But by far his most dramatic experiments were on human cadavers. Here he brought the invention of his uncle’s rival, the Voltaic pile, into play, demonstrating that electric currents, applied to decapitated skulls, would cause faces to grimace and jaws to snap, and applied to the remaining cadaver, would result in all manner of muscular convulsions. You can see Voltaic piles in several of the engravings; they look like stacks of giant Oreo thins (fifth and seventh images).
While Aldini was demonstrating in London, on Jan. 18 of 1803, a notorious convicted murderer, George Forster, was executed at Newgate, and Aldini (along with several other individuals) was permitted to do public experiments on the recently deceased. Aldini's experiments were electrical; when he applied an electric shock to the victim’s face, the jaws contracted, muscles convulsed, and one eye popped open. Aldini was also able, using electrical stimulation, to make the cadaver raise its right hand and move its legs. The experiments seemed to indicate that electricity could revive, or at least stimulate, the dead.
It has often been suggested that Aldini’s electrical experimentation on the defunct George Forster might have been the inspiration for Mary Shelley's Frankenstein, The Modern Prometheus, which was published in 1818. There may be some connection, but it is well to remember that Mary Shelley was all of 5 years old when Aldini experimented on George Forster, and there was no description published in a readily accessible book that could have informed her of Aldini’s work, although there was a brief account added to the English translation of Aldini’s Essai sur le galvanisme, published in 1803, even before the French edition came out. We do not have the translation in our collections, but the “Appendix containing the author's experiments on the body of a malefactor executed at Newgate &c” was apparently unillustrated, or else we would surely see images of a convulsing George Forster in the secondary literature. Shelley did not mention Forster, or Aldini, in the introduction to her book. But she did say that she, Percy Shelley, and Lord Byron discussed “Galvanism” in the Villa Diodati in Switzerland on the evening before she got the idea for her book, so perhaps Aldini was influential in at least introducing that concept into English literary culture.

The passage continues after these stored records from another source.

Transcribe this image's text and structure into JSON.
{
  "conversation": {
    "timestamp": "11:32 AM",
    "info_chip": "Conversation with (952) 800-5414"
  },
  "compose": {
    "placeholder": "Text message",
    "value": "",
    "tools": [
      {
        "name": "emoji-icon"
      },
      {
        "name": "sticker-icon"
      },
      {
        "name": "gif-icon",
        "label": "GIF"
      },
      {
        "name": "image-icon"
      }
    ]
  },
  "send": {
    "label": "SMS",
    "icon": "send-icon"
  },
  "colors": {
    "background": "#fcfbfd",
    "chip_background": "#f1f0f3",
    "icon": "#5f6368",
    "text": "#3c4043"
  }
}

William B. Ashworth, Jr., Consultant for the History of Science, Linda Hall Library and Associate Professor emeritus, Department of History, University of Missouri-Kansas City. Comments or corrections are welcome; please direct to email@example.com.